The most common herbal cigarettes are clove cigarettes, which are 60 to 70 percent tobacco mixed with cloves and clove oils, plus additives and flavorings. These often are marketed as safer than traditional cigarettes, but they produce tar – one of the main cancer-causing agents of regular cigarettes. Studies show that they have the same carcinogens found in regular cigarettes. Their secondhand smoke poses risks for the people close to the smoker. And because they are mostly tobacco, they also deliver nicotine and cause nicotine addiction. So they're really no safer than traditional cigarettes at all. In fact, they may be even more dangerous, because their sweet clove smell and taste appeals to young people, who may be more likely to get addicted.

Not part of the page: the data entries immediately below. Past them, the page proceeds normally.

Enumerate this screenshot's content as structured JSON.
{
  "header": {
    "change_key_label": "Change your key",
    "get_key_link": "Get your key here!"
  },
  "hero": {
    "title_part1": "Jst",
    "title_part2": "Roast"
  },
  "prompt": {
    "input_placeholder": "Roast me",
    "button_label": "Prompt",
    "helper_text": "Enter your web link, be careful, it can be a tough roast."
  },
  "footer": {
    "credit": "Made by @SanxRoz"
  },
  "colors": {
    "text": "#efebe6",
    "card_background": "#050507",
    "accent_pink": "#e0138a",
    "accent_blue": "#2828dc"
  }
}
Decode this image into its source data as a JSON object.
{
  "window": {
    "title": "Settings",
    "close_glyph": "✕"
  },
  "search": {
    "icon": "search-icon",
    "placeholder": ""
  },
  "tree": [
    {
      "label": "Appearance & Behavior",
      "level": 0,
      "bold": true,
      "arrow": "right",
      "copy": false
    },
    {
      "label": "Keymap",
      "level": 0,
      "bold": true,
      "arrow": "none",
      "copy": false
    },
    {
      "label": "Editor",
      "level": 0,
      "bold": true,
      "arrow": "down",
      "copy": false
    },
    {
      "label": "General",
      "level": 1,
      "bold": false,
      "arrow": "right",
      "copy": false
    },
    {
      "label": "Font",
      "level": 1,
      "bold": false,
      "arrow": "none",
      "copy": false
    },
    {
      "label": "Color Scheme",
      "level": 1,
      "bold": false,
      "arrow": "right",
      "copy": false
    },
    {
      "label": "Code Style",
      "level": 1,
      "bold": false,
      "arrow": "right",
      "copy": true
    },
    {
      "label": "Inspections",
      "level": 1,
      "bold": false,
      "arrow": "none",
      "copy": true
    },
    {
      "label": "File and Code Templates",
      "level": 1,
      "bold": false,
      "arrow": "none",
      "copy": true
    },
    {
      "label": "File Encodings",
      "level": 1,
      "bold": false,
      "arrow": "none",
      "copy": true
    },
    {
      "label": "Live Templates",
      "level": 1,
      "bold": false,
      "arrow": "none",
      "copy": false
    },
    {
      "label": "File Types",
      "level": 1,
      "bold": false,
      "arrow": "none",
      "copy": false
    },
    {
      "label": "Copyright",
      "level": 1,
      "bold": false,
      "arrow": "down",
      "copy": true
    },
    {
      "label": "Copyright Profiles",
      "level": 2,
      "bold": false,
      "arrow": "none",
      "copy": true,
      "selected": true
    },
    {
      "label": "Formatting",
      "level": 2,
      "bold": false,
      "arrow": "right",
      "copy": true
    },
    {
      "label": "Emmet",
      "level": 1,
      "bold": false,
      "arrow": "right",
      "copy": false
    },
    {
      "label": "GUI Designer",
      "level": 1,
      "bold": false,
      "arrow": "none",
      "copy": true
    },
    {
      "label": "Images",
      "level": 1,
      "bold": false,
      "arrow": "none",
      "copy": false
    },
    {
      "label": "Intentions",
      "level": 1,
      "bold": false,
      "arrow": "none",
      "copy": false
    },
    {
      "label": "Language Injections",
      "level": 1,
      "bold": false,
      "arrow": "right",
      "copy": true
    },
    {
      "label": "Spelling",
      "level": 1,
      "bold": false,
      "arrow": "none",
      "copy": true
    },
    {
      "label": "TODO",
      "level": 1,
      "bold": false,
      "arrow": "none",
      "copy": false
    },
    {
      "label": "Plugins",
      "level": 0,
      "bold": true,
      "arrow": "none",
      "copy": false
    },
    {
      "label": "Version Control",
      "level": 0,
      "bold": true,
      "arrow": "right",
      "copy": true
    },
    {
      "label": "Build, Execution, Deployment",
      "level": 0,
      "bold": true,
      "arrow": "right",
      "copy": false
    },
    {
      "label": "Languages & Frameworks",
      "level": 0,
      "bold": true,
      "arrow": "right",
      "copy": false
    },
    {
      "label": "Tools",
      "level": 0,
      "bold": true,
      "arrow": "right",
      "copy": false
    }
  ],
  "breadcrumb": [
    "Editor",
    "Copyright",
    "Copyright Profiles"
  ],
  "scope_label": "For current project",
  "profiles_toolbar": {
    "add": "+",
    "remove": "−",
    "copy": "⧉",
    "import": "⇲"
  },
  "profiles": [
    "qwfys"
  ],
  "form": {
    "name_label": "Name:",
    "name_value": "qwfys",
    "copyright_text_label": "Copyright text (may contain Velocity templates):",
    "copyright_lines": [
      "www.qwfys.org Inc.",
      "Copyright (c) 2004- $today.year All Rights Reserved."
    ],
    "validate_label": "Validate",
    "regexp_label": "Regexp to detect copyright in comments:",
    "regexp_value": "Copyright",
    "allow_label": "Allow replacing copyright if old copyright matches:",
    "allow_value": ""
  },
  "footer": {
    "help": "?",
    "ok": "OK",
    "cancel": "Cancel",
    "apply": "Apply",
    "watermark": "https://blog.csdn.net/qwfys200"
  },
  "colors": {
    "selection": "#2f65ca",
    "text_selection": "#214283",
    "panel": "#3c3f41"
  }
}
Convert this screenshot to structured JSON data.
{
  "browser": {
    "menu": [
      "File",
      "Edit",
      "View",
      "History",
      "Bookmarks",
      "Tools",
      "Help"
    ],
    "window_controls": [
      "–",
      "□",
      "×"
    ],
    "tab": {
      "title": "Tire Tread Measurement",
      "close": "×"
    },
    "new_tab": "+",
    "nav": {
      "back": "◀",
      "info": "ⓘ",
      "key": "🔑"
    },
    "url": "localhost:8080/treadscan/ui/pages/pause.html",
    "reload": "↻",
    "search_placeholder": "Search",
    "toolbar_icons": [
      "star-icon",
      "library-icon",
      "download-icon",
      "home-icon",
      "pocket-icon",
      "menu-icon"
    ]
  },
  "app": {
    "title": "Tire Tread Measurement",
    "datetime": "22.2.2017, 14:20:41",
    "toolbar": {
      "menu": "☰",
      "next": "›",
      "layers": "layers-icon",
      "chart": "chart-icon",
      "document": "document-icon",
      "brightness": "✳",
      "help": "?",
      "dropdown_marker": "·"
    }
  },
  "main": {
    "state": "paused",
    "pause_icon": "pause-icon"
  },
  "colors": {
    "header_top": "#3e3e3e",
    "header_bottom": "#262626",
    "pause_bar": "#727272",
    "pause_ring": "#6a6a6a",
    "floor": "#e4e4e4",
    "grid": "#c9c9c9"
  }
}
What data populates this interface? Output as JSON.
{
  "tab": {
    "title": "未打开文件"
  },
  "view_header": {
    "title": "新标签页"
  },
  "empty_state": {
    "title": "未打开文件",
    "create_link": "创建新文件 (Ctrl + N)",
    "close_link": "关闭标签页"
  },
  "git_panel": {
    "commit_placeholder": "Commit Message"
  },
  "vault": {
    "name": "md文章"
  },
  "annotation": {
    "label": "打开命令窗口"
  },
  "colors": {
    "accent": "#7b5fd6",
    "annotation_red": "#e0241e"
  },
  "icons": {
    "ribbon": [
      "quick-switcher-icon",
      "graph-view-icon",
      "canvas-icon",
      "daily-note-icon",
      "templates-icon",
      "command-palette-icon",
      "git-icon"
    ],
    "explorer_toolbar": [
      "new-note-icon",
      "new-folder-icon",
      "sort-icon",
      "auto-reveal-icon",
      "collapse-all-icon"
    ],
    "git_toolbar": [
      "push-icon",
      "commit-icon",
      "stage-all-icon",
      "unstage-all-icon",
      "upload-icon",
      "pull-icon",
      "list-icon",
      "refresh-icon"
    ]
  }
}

There are herbal cigarettes that don't have tobacco – just herbs – but they don't seem to be widely available. With these products, like anything that you put in your mouth and smoke, you're still burning particulate matter that produces tar, which we know is highly carcinogenic.

Bottom line: The words “herbal” and “natural” may make you think these products are safe, but they're not. They all produce tar, which causes cancer. With clove cigarettes, you also risk nicotine addiction.

Hookahs

Hookahs are water-cooled pipes with one or more tubes that allow several people to smoke from the same pipe. They can be used with herbs, but are most commonly used to smoke tobacco with added flavorings.

Most people think hookahs are safe, but in fact, they are worse than cigarettes. According to a shocking statistic from the World Health Organization, the average one-hour hookah session exposes you to as much smoke as a cigarette smoker would inhale from 100 cigarettes. The widespread myth is that the water in the hookah filters out the toxins, but it does not – it only cools the smoke to make it easier to inhale. You still get the cancer-causing tar and carbon monoxide. You still get the addictive nicotine. And in addition, you risk contracting herpes, hepatitis, colds, flu and other transmittable diseases when sharing the mouthpiece of the hookah with others.

Like sweet, herbal cigarettes, hookahs pose a potent threat to young people. In recent years, “hookah bars” have become very popular hangouts for the under-21 crowds, capitalizing on the bar atmosphere with flavored-tobacco menus that look just like cocktail menus to make smoking with friends seem fun.

Bottom line: Hookahs are not safe. In fact they are much worse than cigarettes, and they are enticing young people to get together to smoke. If you know people who think that hookahs are fun and safe, help them out by debunking those myths.

For all of these smoking alternatives, the old adage applies: If it sounds too good to be true, it probably is. But marketing and magical thinking are a potent combination that is driving a huge upswing in the use of alternative smoking devices. Our young people are especially at risk and need to be educated about the realities. So the next time you find yourself or someone else wishing on a genie, remind them that, when it comes to smoking, the only safe magic is to quit.


Other articles by Dr. Jain: Ask an expert: Best bets to help you quit smoking for good, Not on my watch: How to make sure your kids never become smokers. Find more Providence articles on smoking here.